(Fixing rejected post)
Meh. I replied to something similar off-list.
"Leaking" a pdf with 'e:\nethome\joe_kitten_lover' doesn't remotely "prove" anything. If I create a user called MayIMommaDogFaceToTheBannanPatch and "leaked" a pdf, it doesn't mean Steve Martin was culpable. This is a non-issue, no matter how much you might want to create some fanciful "bonsai kitten" theory to get Joe in trouble, dawg.
From: WebDawg [mailto:webdawg@xxxxxxxxx]
Sent: Thursday, December 03, 2009 1:58 PM
To: Pavel Machek

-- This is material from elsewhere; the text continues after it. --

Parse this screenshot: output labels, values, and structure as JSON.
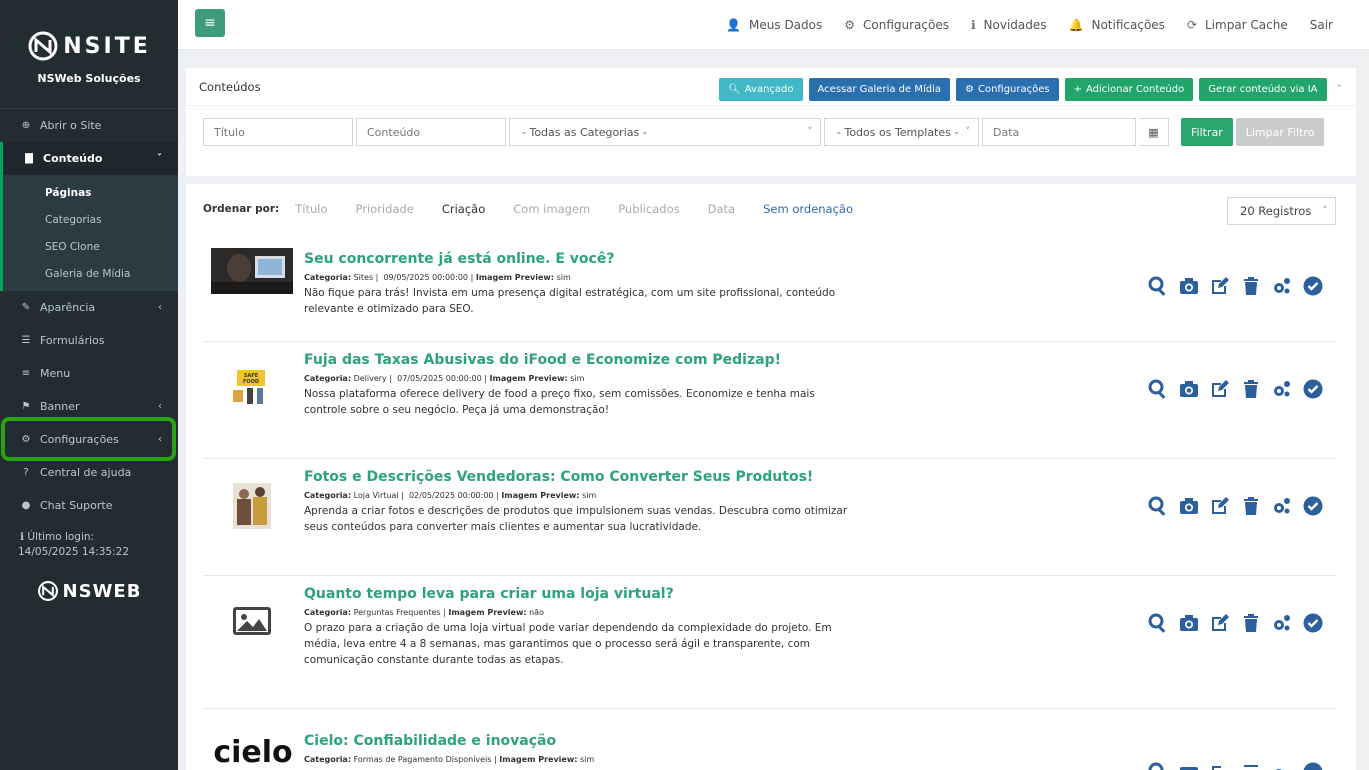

Cc: Patrick Webster; Thor (Hammer of God); bugtraq@xxxxxxxxxxxxxxxxx
Subject: Re: Millions of PDF invisibly embedded with your internal disk paths
While the risk may not be large it is still information that should not be leaked. Leaky computers should always be plugged.

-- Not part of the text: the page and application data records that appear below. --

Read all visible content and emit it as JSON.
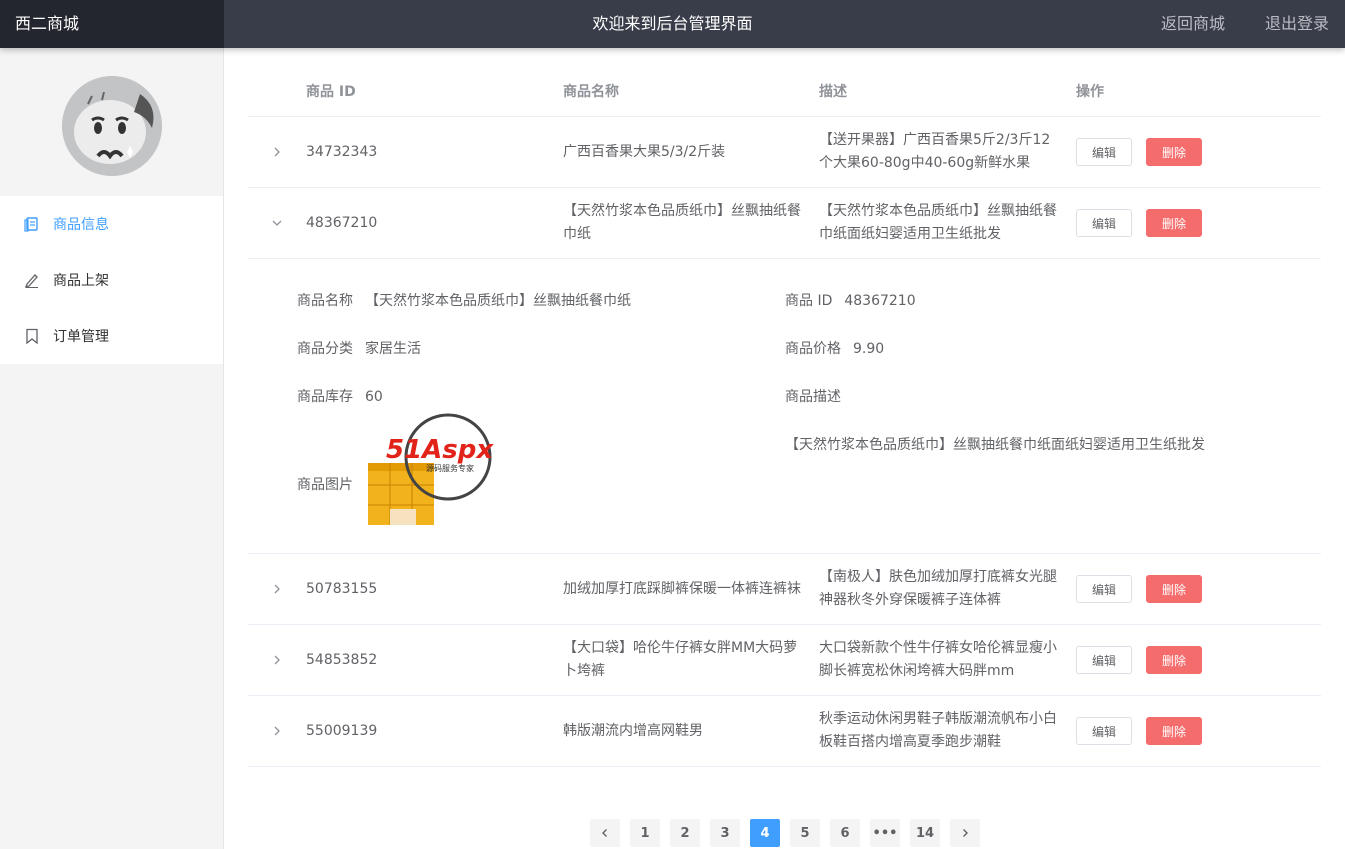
{
  "header": {
    "brand": "西二商城",
    "welcome": "欢迎来到后台管理界面",
    "back_link": "返回商城",
    "logout_link": "退出登录"
  },
  "sidebar": {
    "items": [
      {
        "label": "商品信息",
        "icon": "document-icon",
        "active": true
      },
      {
        "label": "商品上架",
        "icon": "edit-icon",
        "active": false
      },
      {
        "label": "订单管理",
        "icon": "bookmark-icon",
        "active": false
      }
    ]
  },
  "table": {
    "columns": [
      "商品 ID",
      "商品名称",
      "描述",
      "操作"
    ],
    "edit_label": "编辑",
    "delete_label": "删除",
    "rows": [
      {
        "id": "34732343",
        "name": "广西百香果大果5/3/2斤装",
        "desc": "【送开果器】广西百香果5斤2/3斤12个大果60-80g中40-60g新鲜水果"
      },
      {
        "id": "48367210",
        "name": "【天然竹浆本色品质纸巾】丝飘抽纸餐巾纸",
        "desc": "【天然竹浆本色品质纸巾】丝飘抽纸餐巾纸面纸妇婴适用卫生纸批发"
      },
      {
        "id": "50783155",
        "name": "加绒加厚打底踩脚裤保暖一体裤连裤袜",
        "desc": "【南极人】肤色加绒加厚打底裤女光腿神器秋冬外穿保暖裤子连体裤"
      },
      {
        "id": "54853852",
        "name": "【大口袋】哈伦牛仔裤女胖MM大码萝卜垮裤",
        "desc": "大口袋新款个性牛仔裤女哈伦裤显瘦小脚长裤宽松休闲垮裤大码胖mm"
      },
      {
        "id": "55009139",
        "name": "韩版潮流内增高网鞋男",
        "desc": "秋季运动休闲男鞋子韩版潮流帆布小白板鞋百搭内增高夏季跑步潮鞋"
      }
    ]
  },
  "detail": {
    "name_label": "商品名称",
    "name_value": "【天然竹浆本色品质纸巾】丝飘抽纸餐巾纸",
    "id_label": "商品 ID",
    "id_value": "48367210",
    "category_label": "商品分类",
    "category_value": "家居生活",
    "price_label": "商品价格",
    "price_value": "9.90",
    "stock_label": "商品库存",
    "stock_value": "60",
    "desc_label": "商品描述",
    "desc_value": "【天然竹浆本色品质纸巾】丝飘抽纸餐巾纸面纸妇婴适用卫生纸批发",
    "image_label": "商品图片",
    "watermark": "51Aspx",
    "watermark_sub": "源码服务专家"
  },
  "pagination": {
    "pages": [
      "1",
      "2",
      "3",
      "4",
      "5",
      "6",
      "•••",
      "14"
    ],
    "current": "4"
  },
  "colors": {
    "primary": "#409eff",
    "danger": "#f56c6c",
    "header_bg": "#393d49",
    "brand_bg": "#23262e"
  }
}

On Thu, Dec 3, 2009 at 4:01 AM, Pavel Machek <pavel@xxxxxx> wrote:
> I agree. Discovering the local path may be considered a risk, but in

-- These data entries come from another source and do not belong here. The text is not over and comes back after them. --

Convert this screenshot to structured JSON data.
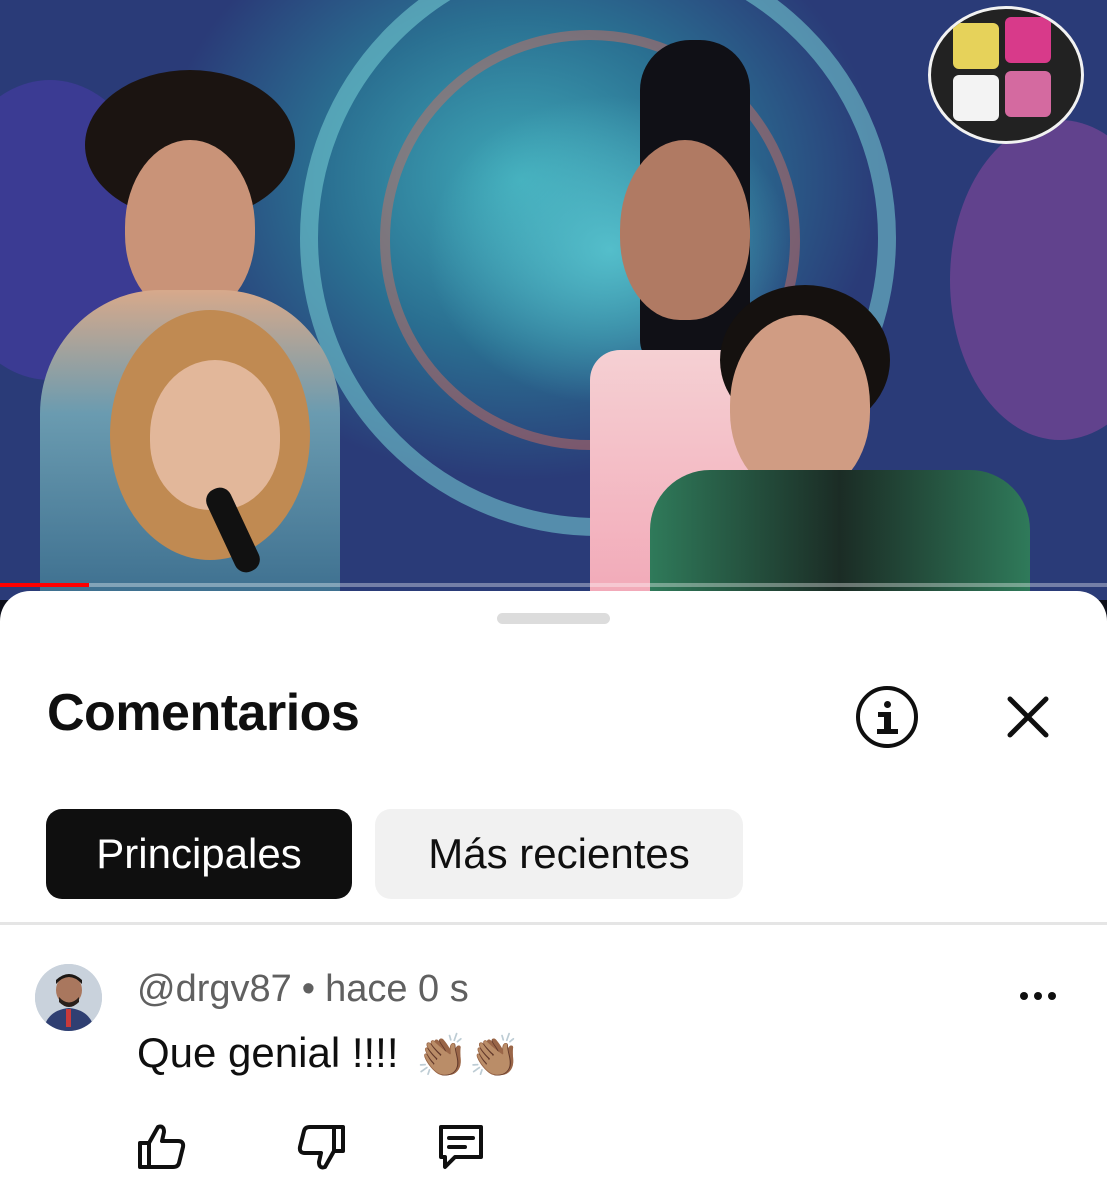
{
  "video": {
    "progress_fraction": 0.08,
    "progress_color": "#ff0000"
  },
  "comments_sheet": {
    "title": "Comentarios",
    "info_icon": "info-icon",
    "close_icon": "close-icon",
    "filters": [
      {
        "label": "Principales",
        "selected": true
      },
      {
        "label": "Más recientes",
        "selected": false
      }
    ],
    "comments": [
      {
        "username": "@drgv87",
        "separator": "•",
        "time": "hace 0 s",
        "text": "Que genial !!!!",
        "emoji": "👏🏽👏🏽",
        "actions": [
          "thumbs-up-icon",
          "thumbs-down-icon",
          "reply-icon"
        ]
      }
    ]
  },
  "colors": {
    "sheet_background": "#ffffff",
    "active_chip": "#0f0f0f",
    "inactive_chip": "#f1f1f1",
    "meta_text": "#606060"
  }
}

> most cases the risk is nil.
Often, risk is not big, agreed.
> Considering that, perhaps for the PDF format specifically this could
> be an issue, under the assumption that consumers use PDF
> /specifically/ to prevent data leakage.
Exactly. Imagine someone posting (anonymously) copy of EvilCorp's
internal web pages, that prove EvilCorp is planning to produce bonsai
kitten, as .pdf. If the pdf contains 'e:\nethome\joe_kitten_lover'
.. then, well, Joe has a problem.
(It would be bad if that .pdf contained username/hostname, too; I
could imagine even timestamps being problematic.)
(And yes, similar problems are elsewhere. Exif contains way too much
information, if you try to leak pictures of bonsai kitten from digital
(cesky, pictures) http://atrey.karlin.mff.cuni.cz/~pavel/picture/horses/blog.html